95(which is just a single instruction on a x86, but it's an expensive one -
96and on other architectures it can be worse).
98If you have a case where you have to protect a data structure across
99several CPU's and you want to use spinlocks you can potentially use
100cheaper versions of the spinlocks. IFF you know that the spinlocks are
101never used in interrupt handlers, you can use the non-irq versions:
103    spin_lock(&lock);
104    ...
105    spin_unlock(&lock);
107(and the equivalent read-write versions too, of course). The spinlock will
108guarantee the same kind of exclusive access, and it will be much faster.
109This is useful if you know that the data in question is only ever
110manipulated from a "process context", ie no interrupts involved.
112The reasons you mustn't use these versions if you have interrupts that
113play with the spinlock is that you can get deadlocks:
115    spin_lock(&lock);
116    ...
117        <- interrupt comes in:
118            spin_lock(&lock);
120where an interrupt tries to lock an already locked variable. This is ok if
121the other interrupt happens on another CPU, but it is _not_ ok if the
122interrupt happens on the same CPU that already holds the lock, because the
123lock will obviously never be released (because the interrupt is waiting
124for the lock, and the lock-holder is interrupted by the interrupt and will
125not continue until the interrupt has been processed).
127(This is also the reason why the irq-versions of the spinlocks only need
128to disable the _local_ interrupts - it's ok to use spinlocks in interrupts

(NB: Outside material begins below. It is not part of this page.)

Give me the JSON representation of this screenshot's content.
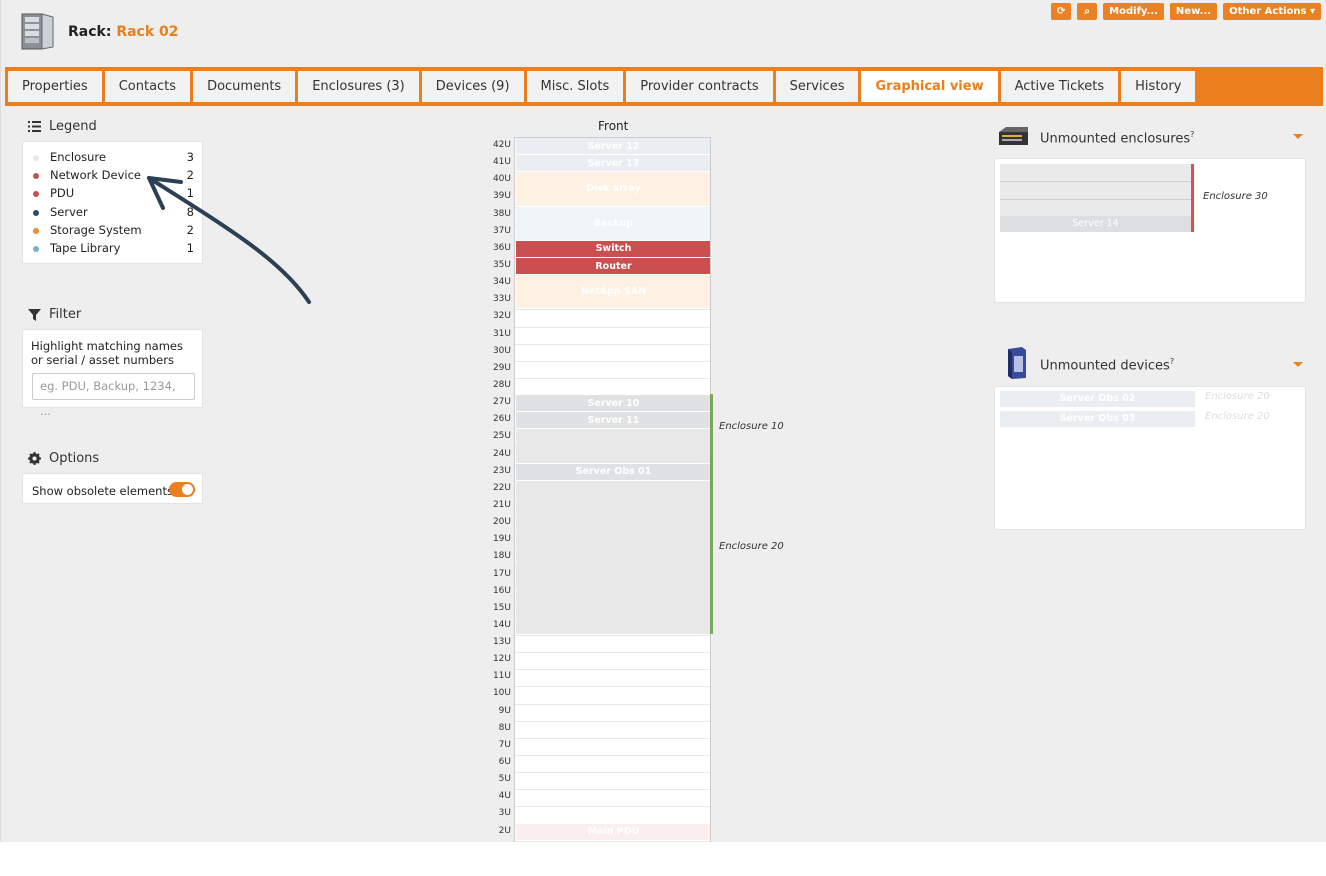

129on other CPU's, because an interrupt on another CPU doesn't interrupt the
130CPU that holds the lock, so the lock-holder can continue and eventually
131releases the lock).
133Note that you can be clever with read-write locks and interrupts. For
134example, if you know that the interrupt only ever gets a read-lock, then
135you can use a non-irq version of read locks everywhere - because they
136don't block on each other (and thus there is no dead-lock wrt interrupts.
137But when you do the write-lock, you have to use the irq-safe version.
139For an example of being clever with rw-locks, see the "waitqueue_lock"
140handling in kernel/sched.c - nothing ever _changes_ a wait-queue from
141within an interrupt, they only read the queue in order to know whom to
142wake up. So read-locks are safe (which is good: they are very common
143indeed), while write-locks need to protect themselves against interrupts.
145        Linus
149Reference information:
151For dynamic initialization, use spin_lock_init() or rwlock_init() as
154   spinlock_t xxx_lock;
155   rwlock_t xxx_rw_lock;
157   static int __init xxx_init(void)
158   {
159    spin_lock_init(&xxx_lock);
160    rwlock_init(&xxx_rw_lock);
161    ...
162   }
164   module_init(xxx_init);
166For static initialization, use DEFINE_SPINLOCK() / DEFINE_RWLOCK() or
167__SPIN_LOCK_UNLOCKED() / __RW_LOCK_UNLOCKED() as appropriate.

Archive Download this file